ABOUT THIS TASK: Could you give the entries again, exactly as written?

DATA SHOWN:
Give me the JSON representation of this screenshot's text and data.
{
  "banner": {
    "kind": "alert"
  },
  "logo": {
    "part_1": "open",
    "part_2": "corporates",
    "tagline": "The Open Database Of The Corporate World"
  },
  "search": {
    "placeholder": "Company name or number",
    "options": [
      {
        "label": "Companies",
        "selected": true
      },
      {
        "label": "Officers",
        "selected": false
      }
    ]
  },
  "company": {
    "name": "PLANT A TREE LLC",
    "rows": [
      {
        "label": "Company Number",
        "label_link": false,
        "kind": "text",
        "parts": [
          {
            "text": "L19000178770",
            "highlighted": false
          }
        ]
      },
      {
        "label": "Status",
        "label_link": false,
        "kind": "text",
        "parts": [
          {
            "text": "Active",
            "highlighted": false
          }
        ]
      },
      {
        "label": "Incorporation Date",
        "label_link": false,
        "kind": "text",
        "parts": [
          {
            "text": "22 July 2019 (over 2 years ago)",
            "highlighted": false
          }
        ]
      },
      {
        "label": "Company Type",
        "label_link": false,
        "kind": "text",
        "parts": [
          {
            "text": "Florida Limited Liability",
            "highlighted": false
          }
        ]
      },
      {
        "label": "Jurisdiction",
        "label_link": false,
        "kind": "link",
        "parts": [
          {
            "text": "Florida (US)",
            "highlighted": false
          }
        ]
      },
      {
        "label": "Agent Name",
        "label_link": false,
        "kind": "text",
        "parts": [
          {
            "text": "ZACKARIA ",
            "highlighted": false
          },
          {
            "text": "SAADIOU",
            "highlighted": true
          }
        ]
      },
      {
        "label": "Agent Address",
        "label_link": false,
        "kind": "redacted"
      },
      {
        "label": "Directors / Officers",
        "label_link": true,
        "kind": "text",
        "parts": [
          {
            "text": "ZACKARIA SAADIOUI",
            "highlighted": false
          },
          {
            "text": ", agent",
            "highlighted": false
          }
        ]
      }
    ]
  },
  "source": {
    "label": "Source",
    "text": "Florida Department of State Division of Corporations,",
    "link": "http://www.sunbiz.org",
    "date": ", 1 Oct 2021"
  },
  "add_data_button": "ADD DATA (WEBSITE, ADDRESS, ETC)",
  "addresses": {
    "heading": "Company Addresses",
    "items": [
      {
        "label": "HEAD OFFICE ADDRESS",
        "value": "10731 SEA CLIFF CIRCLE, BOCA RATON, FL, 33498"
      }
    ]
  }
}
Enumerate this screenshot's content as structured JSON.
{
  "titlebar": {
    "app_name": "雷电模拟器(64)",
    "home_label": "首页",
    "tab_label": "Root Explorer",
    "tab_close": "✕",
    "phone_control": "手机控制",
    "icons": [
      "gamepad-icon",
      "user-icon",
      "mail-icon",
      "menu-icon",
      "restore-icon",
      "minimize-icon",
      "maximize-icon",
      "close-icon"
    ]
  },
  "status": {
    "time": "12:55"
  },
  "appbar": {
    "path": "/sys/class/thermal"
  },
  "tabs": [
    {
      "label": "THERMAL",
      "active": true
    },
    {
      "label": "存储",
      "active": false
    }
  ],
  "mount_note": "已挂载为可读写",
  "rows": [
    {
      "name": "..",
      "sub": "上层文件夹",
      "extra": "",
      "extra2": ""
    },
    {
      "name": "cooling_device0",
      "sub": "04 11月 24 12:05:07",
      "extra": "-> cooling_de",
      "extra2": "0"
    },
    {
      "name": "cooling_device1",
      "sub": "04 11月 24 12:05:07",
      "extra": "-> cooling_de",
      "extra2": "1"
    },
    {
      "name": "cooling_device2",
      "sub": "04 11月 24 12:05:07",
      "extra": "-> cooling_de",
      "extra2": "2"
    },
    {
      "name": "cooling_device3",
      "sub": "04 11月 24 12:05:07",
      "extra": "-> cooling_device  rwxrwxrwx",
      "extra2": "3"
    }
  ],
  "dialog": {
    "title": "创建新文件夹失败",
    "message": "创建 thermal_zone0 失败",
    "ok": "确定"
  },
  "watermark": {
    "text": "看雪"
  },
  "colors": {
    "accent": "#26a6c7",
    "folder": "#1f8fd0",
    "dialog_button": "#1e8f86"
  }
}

EXERCISE RESPONSE:
Give me the JSON representation of this screenshot's text and data.
{
  "banner": {
    "kind": "alert"
  },
  "logo": {
    "part_1": "open",
    "part_2": "corporates",
    "tagline": "The Open Database Of The Corporate World"
  },
  "search": {
    "placeholder": "Company name or number",
    "options": [
      {
        "label": "Companies",
        "selected": true
      },
      {
        "label": "Officers",
        "selected": false
      }
    ]
  },
  "company": {
    "name": "PLANT A TREE LLC",
    "rows": [
      {
        "label": "Company Number",
        "label_link": false,
        "kind": "text",
        "parts": [
          {
            "text": "L19000178770",
            "highlighted": false
          }
        ]
      },
      {
        "label": "Status",
        "label_link": false,
        "kind": "text",
        "parts": [
          {
            "text": "Active",
            "highlighted": false
          }
        ]
      },
      {
        "label": "Incorporation Date",
        "label_link": false,
        "kind": "text",
        "parts": [
          {
            "text": "22 July 2019 (over 2 years ago)",
            "highlighted": false
          }
        ]
      },
      {
        "label": "Company Type",
        "label_link": false,
        "kind": "text",
        "parts": [
          {
            "text": "Florida Limited Liability",
            "highlighted": false
          }
        ]
      },
      {
        "label": "Jurisdiction",
        "label_link": false,
        "kind": "link",
        "parts": [
          {
            "text": "Florida (US)",
            "highlighted": false
          }
        ]
      },
      {
        "label": "Agent Name",
        "label_link": false,
        "kind": "text",
        "parts": [
          {
            "text": "ZACKARIA ",
            "highlighted": false
          },
          {
            "text": "SAADIOU",
            "highlighted": true
          }
        ]
      },
      {
        "label": "Agent Address",
        "label_link": false,
        "kind": "redacted"
      },
      {
        "label": "Directors / Officers",
        "label_link": true,
        "kind": "text",
        "parts": [
          {
            "text": "ZACKARIA SAADIOUI",
            "highlighted": false
          },
          {
            "text": ", agent",
            "highlighted": false
          }
        ]
      }
    ]
  },
  "source": {
    "label": "Source",
    "text": "Florida Department of State Division of Corporations,",
    "link": "http://www.sunbiz.org",
    "date": ", 1 Oct 2021"
  },
  "add_data_button": "ADD DATA (WEBSITE, ADDRESS, ETC)",
  "addresses": {
    "heading": "Company Addresses",
    "items": [
      {
        "label": "HEAD OFFICE ADDRESS",
        "value": "10731 SEA CLIFF CIRCLE, BOCA RATON, FL, 33498"
      }
    ]
  }
}
Enumerate this screenshot's content as structured JSON.
{
  "titlebar": {
    "app_name": "雷电模拟器(64)",
    "home_label": "首页",
    "tab_label": "Root Explorer",
    "tab_close": "✕",
    "phone_control": "手机控制",
    "icons": [
      "gamepad-icon",
      "user-icon",
      "mail-icon",
      "menu-icon",
      "restore-icon",
      "minimize-icon",
      "maximize-icon",
      "close-icon"
    ]
  },
  "status": {
    "time": "12:55"
  },
  "appbar": {
    "path": "/sys/class/thermal"
  },
  "tabs": [
    {
      "label": "THERMAL",
      "active": true
    },
    {
      "label": "存储",
      "active": false
    }
  ],
  "mount_note": "已挂载为可读写",
  "rows": [
    {
      "name": "..",
      "sub": "上层文件夹",
      "extra": "",
      "extra2": ""
    },
    {
      "name": "cooling_device0",
      "sub": "04 11月 24 12:05:07",
      "extra": "-> cooling_de",
      "extra2": "0"
    },
    {
      "name": "cooling_device1",
      "sub": "04 11月 24 12:05:07",
      "extra": "-> cooling_de",
      "extra2": "1"
    },
    {
      "name": "cooling_device2",
      "sub": "04 11月 24 12:05:07",
      "extra": "-> cooling_de",
      "extra2": "2"
    },
    {
      "name": "cooling_device3",
      "sub": "04 11月 24 12:05:07",
      "extra": "-> cooling_device  rwxrwxrwx",
      "extra2": "3"
    }
  ],
  "dialog": {
    "title": "创建新文件夹失败",
    "message": "创建 thermal_zone0 失败",
    "ok": "确定"
  },
  "watermark": {
    "text": "看雪"
  },
  "colors": {
    "accent": "#26a6c7",
    "folder": "#1f8fd0",
    "dialog_button": "#1e8f86"
  }
}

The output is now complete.